However, with a variety of online dating sites in existence, it isn’t easy to sift through all the options to find out the most reliable ones. Below, we have listed the 4 best dating websites in Singapore that you can trust.
Further observation of her family, friends and colleagues who complained about having little time for love due to their busy schedules convinced Violet even more and led her to set up her own matchmaking company called Lunch Actually in 2004 with her then fiancé, now husband Mr Jamie Lee.
REGIONAL EXPANSIONShe has come a long way since then and her spot-on business acumen has paid off.
Today, Lunch Actually is Asia’s biggest premier lunch dating company with offices in Singapore, Hong Kong, Kuala Lumpur, Penang and Jakarta with the largest lunch dating membership base.
When I first received an email about Ivory, "an exclusive, members-only dating app for ambitious high-achievers," I was incredulous. Then I reached out to the founders, via email and a phone call. The founders, who want to stay anonymous for now, claimed to have put in US$52,000 of their own money.
Maybe a byproduct of elitism, meritocracy and the Graduate Mother's Scheme."Okay, this must be satire, I thought. Ivory was founded by "two Anglo-Chinese school boys and a random angmoh" - a Singlish term for Caucasian.
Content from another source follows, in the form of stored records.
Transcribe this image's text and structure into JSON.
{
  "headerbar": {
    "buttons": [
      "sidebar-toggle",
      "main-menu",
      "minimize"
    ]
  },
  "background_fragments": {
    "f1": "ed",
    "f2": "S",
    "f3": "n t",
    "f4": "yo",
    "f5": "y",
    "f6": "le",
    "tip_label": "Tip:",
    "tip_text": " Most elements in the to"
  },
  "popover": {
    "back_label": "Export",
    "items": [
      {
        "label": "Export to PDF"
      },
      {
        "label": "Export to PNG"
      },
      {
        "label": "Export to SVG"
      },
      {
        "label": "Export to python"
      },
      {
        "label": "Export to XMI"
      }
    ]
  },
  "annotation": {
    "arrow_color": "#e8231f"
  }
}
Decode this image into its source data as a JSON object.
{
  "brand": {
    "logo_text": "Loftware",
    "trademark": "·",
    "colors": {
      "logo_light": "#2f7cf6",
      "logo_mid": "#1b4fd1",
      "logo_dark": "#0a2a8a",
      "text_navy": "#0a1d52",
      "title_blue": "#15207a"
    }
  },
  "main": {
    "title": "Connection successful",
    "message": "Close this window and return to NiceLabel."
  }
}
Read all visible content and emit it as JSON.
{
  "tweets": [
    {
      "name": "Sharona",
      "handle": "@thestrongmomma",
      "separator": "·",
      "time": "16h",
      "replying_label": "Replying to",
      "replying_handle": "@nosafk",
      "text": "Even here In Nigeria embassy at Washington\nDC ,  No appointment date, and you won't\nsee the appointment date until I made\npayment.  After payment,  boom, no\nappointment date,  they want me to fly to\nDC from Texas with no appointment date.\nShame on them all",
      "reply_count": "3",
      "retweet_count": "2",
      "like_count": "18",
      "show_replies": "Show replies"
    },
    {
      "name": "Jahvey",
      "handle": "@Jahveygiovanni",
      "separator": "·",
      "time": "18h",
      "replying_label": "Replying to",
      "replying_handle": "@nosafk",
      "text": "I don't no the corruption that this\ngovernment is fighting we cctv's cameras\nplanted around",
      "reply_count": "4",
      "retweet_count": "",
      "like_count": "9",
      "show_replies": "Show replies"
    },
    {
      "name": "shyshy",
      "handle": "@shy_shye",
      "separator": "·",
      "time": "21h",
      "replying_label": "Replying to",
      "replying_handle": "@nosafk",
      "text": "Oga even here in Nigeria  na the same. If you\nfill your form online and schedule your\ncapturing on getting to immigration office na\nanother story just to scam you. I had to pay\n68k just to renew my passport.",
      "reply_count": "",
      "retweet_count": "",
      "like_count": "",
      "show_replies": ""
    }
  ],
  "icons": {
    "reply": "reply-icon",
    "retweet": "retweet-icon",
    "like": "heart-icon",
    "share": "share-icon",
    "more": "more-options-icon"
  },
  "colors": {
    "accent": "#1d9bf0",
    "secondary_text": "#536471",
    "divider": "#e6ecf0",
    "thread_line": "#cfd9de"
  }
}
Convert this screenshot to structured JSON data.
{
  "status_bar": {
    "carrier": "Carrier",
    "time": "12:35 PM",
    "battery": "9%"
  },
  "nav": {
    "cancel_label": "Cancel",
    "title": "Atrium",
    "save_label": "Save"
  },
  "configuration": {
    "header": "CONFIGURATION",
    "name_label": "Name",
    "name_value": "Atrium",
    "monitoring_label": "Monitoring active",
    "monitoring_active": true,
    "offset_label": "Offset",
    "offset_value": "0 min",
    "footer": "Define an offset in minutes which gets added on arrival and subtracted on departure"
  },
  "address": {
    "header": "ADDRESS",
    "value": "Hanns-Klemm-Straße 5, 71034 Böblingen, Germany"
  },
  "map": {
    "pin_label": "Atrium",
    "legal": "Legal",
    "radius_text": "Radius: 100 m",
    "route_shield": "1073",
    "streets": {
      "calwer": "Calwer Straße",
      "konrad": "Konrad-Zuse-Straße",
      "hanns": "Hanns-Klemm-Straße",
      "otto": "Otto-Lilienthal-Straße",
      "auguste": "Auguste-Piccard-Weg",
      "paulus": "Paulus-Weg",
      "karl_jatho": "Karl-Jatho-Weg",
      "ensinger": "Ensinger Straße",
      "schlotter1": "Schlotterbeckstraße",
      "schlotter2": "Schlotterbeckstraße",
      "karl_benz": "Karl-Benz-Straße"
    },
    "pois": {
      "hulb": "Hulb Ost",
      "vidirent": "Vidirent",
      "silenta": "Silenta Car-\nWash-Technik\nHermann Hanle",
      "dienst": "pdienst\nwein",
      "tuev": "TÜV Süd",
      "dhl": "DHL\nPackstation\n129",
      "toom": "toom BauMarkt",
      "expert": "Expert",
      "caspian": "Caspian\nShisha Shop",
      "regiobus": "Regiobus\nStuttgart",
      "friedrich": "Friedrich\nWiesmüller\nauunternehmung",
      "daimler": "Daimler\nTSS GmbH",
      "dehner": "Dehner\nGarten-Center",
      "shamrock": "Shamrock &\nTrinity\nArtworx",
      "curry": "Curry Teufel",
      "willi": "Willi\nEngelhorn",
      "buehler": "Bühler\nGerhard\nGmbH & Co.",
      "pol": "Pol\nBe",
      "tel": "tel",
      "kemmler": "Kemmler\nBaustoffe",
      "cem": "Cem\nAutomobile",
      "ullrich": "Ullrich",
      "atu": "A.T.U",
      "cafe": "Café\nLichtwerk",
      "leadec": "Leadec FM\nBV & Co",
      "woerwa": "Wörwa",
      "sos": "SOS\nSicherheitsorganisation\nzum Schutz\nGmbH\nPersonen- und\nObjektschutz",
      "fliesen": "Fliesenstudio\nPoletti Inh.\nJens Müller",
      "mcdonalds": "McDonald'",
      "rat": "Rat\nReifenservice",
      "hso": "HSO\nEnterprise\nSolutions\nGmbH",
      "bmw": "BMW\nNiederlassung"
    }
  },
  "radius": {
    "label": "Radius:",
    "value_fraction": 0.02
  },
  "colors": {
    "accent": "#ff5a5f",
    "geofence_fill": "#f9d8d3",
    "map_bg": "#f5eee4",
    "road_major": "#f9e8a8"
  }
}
Then I checked its Facebook page, which read: "Maybe a dating app for Singapore's high-achievers.
It turned out they were angling for controversy all along.
"We've taken some good PR lessons from Kim Kardashian," said one of the founders.
The idea of a dating app for elitists elites isn't new. The founder admitted it's a tough question, but said they aim to be "holistic.""Ideally we're looking for men and women who are successful and ambitious, to join a small and curated community of singles.
In the US, there's the less controversially named The League, which screens users based on education and employment history. It's still only about 60 per cent done, though you can sign up on the website. An Oxford-educated RI [Raffles Institution] boy working as a lawyer is just as likely to get admitted as a polytechnic-educated supermodel, or the son of a successful businessman," he told me.
But in a society that's increasingly sensitive towards income inequality, will this politically-incorrect app be a tough sell even among Singapore's so-called elites?